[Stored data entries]
───

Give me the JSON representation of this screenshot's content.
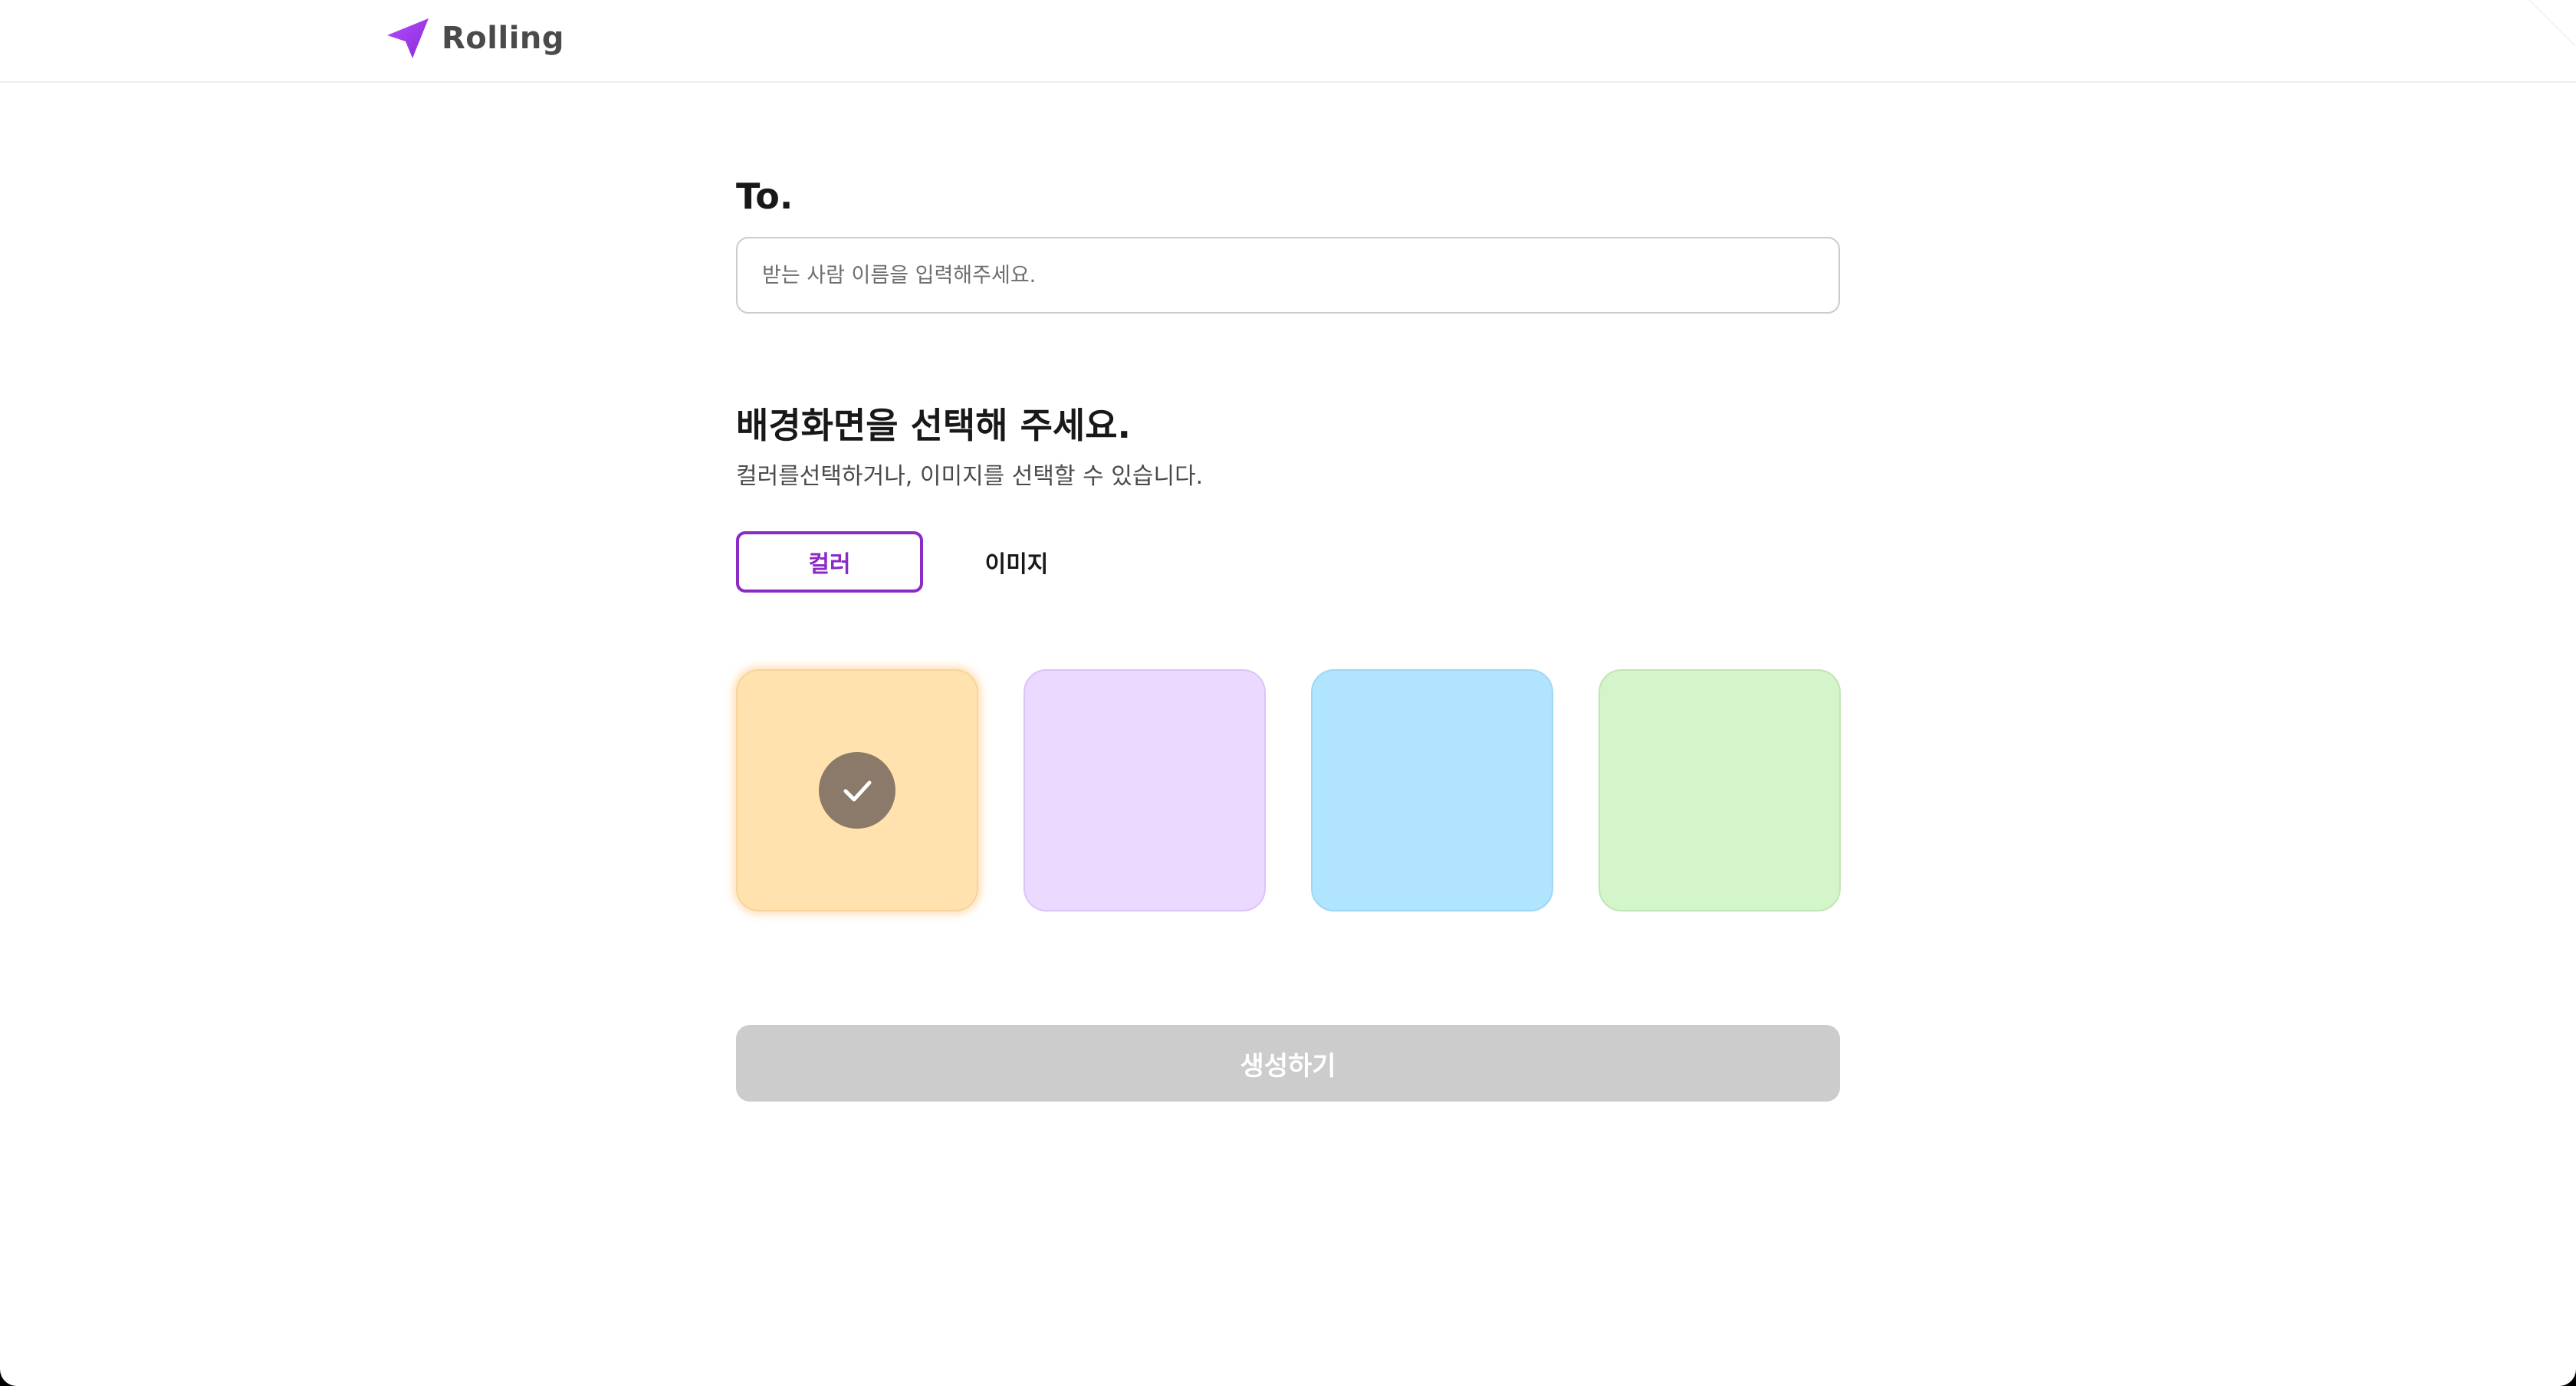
{
  "header": {
    "logo_text": "Rolling",
    "logo_icon": "paper-plane-icon",
    "accent": "#9935ff"
  },
  "form": {
    "to_label": "To.",
    "to_input": {
      "placeholder": "받는 사람 이름을 입력해주세요.",
      "value": ""
    },
    "background_title": "배경화면을 선택해 주세요.",
    "background_description": "컬러를선택하거나, 이미지를 선택할 수 있습니다.",
    "tabs": [
      {
        "label": "컬러",
        "selected": true
      },
      {
        "label": "이미지",
        "selected": false
      }
    ],
    "swatches": [
      {
        "name": "beige",
        "color": "#ffe2ad",
        "selected": true
      },
      {
        "name": "purple",
        "color": "#ecd9ff",
        "selected": false
      },
      {
        "name": "blue",
        "color": "#b1e4ff",
        "selected": false
      },
      {
        "name": "green",
        "color": "#d4f4c9",
        "selected": false
      }
    ],
    "selected_check_icon": "check-icon",
    "create_button": {
      "label": "생성하기",
      "disabled": true
    }
  },
  "colors": {
    "selected_tab_border": "#8a2bc6",
    "disabled_button": "#cccccc",
    "check_badge": "#8b7a6a"
  }
}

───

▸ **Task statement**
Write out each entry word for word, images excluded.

▸ **Exercise answer**
Give me the JSON representation of this screenshot's content.
{
  "header": {
    "logo_text": "Rolling",
    "logo_icon": "paper-plane-icon",
    "accent": "#9935ff"
  },
  "form": {
    "to_label": "To.",
    "to_input": {
      "placeholder": "받는 사람 이름을 입력해주세요.",
      "value": ""
    },
    "background_title": "배경화면을 선택해 주세요.",
    "background_description": "컬러를선택하거나, 이미지를 선택할 수 있습니다.",
    "tabs": [
      {
        "label": "컬러",
        "selected": true
      },
      {
        "label": "이미지",
        "selected": false
      }
    ],
    "swatches": [
      {
        "name": "beige",
        "color": "#ffe2ad",
        "selected": true
      },
      {
        "name": "purple",
        "color": "#ecd9ff",
        "selected": false
      },
      {
        "name": "blue",
        "color": "#b1e4ff",
        "selected": false
      },
      {
        "name": "green",
        "color": "#d4f4c9",
        "selected": false
      }
    ],
    "selected_check_icon": "check-icon",
    "create_button": {
      "label": "생성하기",
      "disabled": true
    }
  },
  "colors": {
    "selected_tab_border": "#8a2bc6",
    "disabled_button": "#cccccc",
    "check_badge": "#8b7a6a"
  }
}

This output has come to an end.